“Outsourcing” – which has become synonymous with sending American jobs to India or China – could soon mean foreign workers sleeping in ships just a few miles off America’s coasts.

In an outrageous affront to U.S. labor laws, a California company plans to anchor a 600-cabin cruise ship just beyond the three-mile limit off the coast of El Segundo, near Los Angeles, and stock it with foreign software programmers.

The company, SeaCode, will seek to classify the workers as “seamen,” avoiding U.S. payroll taxes and the need for immigration visas.

Programmers from places like India and Russia would work 8-hour or 10-hour shifts, either day or night. Take-home pay: About $21,500 a year.

Compare that to the salary of an American programmer – median salary for programmers is around $60,000, and those with extensive experience can make $125,000 or more – and U.S. companies like SeaCode could reap a windfall.

SeaCode says it will charge clients the same rate as firms in developing countries. The company says the significant benefit of having the low-cost programmers near the U.S. is that clients will be spared from long flights to India and other far-off destinations to check on projects.

By using foreigners working on boats, SeaCode also believes projects will get done more quickly as their programmers toil both day and night. “Try to get American software engineers to work at night,” SeaCode co-founder David Cook told Forbes magazine, explaining his delight in the outsourcing scheme.
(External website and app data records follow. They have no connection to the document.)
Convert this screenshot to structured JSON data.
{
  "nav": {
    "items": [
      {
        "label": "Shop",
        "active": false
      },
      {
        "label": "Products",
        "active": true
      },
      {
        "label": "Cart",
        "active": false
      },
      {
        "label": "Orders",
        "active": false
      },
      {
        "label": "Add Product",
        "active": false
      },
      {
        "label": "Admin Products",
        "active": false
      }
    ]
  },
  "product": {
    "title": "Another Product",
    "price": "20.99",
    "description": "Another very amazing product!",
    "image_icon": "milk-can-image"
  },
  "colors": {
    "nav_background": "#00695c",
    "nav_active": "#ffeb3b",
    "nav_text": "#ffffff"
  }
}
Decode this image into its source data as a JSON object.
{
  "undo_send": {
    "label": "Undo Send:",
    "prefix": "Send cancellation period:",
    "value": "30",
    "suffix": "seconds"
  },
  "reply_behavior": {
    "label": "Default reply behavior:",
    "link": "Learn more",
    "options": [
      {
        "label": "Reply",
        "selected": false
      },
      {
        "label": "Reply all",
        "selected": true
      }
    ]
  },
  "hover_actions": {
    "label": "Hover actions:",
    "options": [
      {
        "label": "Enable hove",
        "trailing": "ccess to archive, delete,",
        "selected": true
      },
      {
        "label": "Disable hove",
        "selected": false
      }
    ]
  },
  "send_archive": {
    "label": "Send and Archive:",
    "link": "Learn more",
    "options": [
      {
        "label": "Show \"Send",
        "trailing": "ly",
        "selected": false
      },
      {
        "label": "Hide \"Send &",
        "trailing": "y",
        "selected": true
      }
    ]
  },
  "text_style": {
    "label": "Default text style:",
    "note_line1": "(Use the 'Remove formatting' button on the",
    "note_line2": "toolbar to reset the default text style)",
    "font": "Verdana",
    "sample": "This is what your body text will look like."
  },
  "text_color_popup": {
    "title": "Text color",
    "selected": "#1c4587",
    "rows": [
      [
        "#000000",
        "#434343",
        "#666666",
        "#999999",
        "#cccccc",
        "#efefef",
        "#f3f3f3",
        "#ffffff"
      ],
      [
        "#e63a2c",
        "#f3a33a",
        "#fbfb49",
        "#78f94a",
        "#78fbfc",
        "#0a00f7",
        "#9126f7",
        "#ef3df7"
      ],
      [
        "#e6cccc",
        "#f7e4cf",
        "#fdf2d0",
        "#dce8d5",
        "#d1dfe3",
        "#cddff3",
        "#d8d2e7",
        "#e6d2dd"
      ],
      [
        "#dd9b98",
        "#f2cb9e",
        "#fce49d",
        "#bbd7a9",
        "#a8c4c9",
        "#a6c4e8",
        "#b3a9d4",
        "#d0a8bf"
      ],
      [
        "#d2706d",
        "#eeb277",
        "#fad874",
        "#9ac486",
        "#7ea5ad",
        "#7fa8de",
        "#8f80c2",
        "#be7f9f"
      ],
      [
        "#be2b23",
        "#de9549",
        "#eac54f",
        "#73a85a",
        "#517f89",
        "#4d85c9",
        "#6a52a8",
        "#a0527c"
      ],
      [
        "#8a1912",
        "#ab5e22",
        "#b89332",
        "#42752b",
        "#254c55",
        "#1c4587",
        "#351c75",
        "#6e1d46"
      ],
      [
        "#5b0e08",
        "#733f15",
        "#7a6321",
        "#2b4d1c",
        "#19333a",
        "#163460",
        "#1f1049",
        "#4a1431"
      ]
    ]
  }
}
But Jack Martin, special projects director for the Federation for American Immigration Reform, complained: “All it would do is be a further contribution to eroding the job opportunities for skilled American workers.”

SeaCode is close to making an offer for the Carousel, a ship now sailing around the Canary Islands. The vessel would dock in Long Beach once a month to take on supplies and dispose of waste – isn’t that nice? But legally speaking, the SeaCode scheme could face stormy seas.

“It’s not my prerogative to tell them to take a hike,” said El Segundo Mayor Kelly McDowell. “I’ll leave that to the Coast Guard.”

More Here.